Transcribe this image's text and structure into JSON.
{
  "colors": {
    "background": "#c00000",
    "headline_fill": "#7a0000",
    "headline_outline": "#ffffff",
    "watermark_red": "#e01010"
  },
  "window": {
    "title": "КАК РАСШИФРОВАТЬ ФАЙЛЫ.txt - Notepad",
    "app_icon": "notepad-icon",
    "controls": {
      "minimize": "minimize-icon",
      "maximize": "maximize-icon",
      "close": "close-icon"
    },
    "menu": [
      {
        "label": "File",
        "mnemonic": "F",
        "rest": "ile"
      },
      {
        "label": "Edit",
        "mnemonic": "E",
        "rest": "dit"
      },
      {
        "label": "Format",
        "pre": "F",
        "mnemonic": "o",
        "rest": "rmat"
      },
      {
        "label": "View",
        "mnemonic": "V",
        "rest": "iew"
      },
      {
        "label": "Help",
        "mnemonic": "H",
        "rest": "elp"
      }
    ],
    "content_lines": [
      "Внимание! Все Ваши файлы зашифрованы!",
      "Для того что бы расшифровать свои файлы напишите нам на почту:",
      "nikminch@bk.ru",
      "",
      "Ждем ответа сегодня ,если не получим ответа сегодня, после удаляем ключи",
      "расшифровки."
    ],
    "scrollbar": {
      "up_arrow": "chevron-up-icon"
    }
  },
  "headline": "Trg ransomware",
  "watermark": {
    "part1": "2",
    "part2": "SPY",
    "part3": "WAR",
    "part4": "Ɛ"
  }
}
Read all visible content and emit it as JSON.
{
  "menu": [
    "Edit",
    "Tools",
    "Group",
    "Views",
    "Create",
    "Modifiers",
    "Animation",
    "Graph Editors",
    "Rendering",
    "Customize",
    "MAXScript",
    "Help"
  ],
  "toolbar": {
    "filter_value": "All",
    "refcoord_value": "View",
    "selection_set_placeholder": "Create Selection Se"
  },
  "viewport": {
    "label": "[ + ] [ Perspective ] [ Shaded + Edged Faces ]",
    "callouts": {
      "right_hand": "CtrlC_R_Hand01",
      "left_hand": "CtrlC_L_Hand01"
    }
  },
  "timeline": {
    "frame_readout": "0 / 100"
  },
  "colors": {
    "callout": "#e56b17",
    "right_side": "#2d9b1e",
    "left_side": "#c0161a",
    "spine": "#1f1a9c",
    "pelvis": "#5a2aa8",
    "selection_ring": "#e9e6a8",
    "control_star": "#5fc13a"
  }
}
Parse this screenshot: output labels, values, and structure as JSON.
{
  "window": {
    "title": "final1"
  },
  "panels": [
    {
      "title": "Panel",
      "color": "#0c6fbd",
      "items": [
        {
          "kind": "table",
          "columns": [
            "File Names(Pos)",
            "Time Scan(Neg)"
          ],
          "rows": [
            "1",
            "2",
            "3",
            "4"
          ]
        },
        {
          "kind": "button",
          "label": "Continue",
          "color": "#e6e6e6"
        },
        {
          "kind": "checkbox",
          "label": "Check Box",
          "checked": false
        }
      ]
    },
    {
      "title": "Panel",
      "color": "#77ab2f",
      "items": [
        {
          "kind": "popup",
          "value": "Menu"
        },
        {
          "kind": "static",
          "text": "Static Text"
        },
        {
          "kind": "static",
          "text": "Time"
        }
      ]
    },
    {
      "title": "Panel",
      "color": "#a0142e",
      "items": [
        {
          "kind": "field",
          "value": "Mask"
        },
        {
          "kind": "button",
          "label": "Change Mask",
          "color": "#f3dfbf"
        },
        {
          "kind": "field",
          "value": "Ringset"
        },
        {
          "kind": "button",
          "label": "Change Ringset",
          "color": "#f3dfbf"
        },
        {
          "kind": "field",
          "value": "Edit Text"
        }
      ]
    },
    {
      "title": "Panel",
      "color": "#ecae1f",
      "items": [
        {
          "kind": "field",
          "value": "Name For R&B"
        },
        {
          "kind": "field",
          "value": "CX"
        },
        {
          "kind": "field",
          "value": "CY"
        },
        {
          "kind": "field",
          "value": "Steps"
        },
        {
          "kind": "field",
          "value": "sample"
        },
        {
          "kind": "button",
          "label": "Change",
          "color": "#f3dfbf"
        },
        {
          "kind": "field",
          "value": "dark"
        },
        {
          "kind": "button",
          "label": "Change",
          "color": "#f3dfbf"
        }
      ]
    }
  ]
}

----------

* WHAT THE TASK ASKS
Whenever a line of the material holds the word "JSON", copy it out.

* RESULT OF THE EXERCISE
Transcribe this image's text and structure into JSON.
Read all visible content and emit it as JSON.
Parse this screenshot: output labels, values, and structure as JSON.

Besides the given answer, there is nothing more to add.